Addressing the issue of stress


12.7 million people are diagnosed with cancer each year. Fortunately, a tremendous amount of money and research has been devoted to researching cures and treatments for this devastating condition. But, how much have we investigated and made progress in treating one of the most prevalent problems for students worldwide: stress?

I hear the phrase, “I’ve never felt more stressed before in my life” from a vast majority of my high school peers. I not only hear this, but also see the effects of stress: frustration, agitation, difficulty with relaxation, and a host of physical symptoms.

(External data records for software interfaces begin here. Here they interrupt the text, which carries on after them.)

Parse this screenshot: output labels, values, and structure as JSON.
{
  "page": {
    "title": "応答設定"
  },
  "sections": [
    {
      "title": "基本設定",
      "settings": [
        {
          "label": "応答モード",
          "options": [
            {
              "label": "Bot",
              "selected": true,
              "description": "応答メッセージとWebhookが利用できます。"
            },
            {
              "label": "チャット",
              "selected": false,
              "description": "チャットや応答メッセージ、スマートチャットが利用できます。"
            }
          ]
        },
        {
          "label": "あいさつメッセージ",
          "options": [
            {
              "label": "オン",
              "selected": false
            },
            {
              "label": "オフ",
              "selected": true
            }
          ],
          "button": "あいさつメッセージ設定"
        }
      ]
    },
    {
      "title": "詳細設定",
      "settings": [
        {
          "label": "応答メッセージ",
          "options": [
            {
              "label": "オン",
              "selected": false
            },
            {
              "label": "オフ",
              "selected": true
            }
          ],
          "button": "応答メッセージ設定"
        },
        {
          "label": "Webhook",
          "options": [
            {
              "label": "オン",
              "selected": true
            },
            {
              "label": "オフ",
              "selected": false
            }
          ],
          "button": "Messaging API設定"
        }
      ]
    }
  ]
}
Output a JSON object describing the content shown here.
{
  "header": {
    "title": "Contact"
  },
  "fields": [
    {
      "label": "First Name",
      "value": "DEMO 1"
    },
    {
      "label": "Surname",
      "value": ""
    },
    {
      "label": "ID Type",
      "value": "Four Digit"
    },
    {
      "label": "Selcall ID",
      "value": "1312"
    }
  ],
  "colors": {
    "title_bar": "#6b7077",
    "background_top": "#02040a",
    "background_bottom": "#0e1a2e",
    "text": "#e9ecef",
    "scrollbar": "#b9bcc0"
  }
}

Today, it’s somewhat normal to hear that everyone is stressed about school and college, and students try their best to cope by using tips and techniques they’ve gathered from Google as well as from therapists and counselors. There are indeed some beneficial tips and tricks to deal with stress: avoid caffeine, engage in physical activities, sleep more, try meditation, talk to someone, and develop a new, positive perspective on stress itself.

But what if you’ve already done all of these techniques, felt better temporarily, but in the end, still feel overwhelmed? How can you take control of your life when stress has already taken control of your emotions and actions? The current methods for dealing with stress are well-intentioned, but not necessarily proven to be effective over a long period of time. Students need more than just techniques; they need a long-term, effective treatment for their ills.

More research should be conducted to understand the causes, the effects, and most importantly, the treatments for stress reduction and management. Schools, businesses, psychiatrists, religious institutions, hospitals, and even the government, should play a larger role in studying this ubiquitous phenomenon. It’s not as simple as telling people to take a deep breath or do yoga. There needs to be a more thorough, systematic strategy for students to approach stress and ultimately, overcome it.

It is doubtful that we will ever find a “cure” for stress. So many things cause stress and the only way to eliminate all stress is to remove oneself from this world. As students, we need to accept stress as a normal part of life, but that doesn’t mean that we should give up optimistically and aggressively learning more about it to live healthier lives. While many students cannot wait to graduate believing that the worst will be over, after that, there will be a whole new set of obstacles that will introduce stress yet again. Therefore, stress is inevitable, but we must enjoy life in the midst of challenges and have hope that research will provide increasingly better treatments.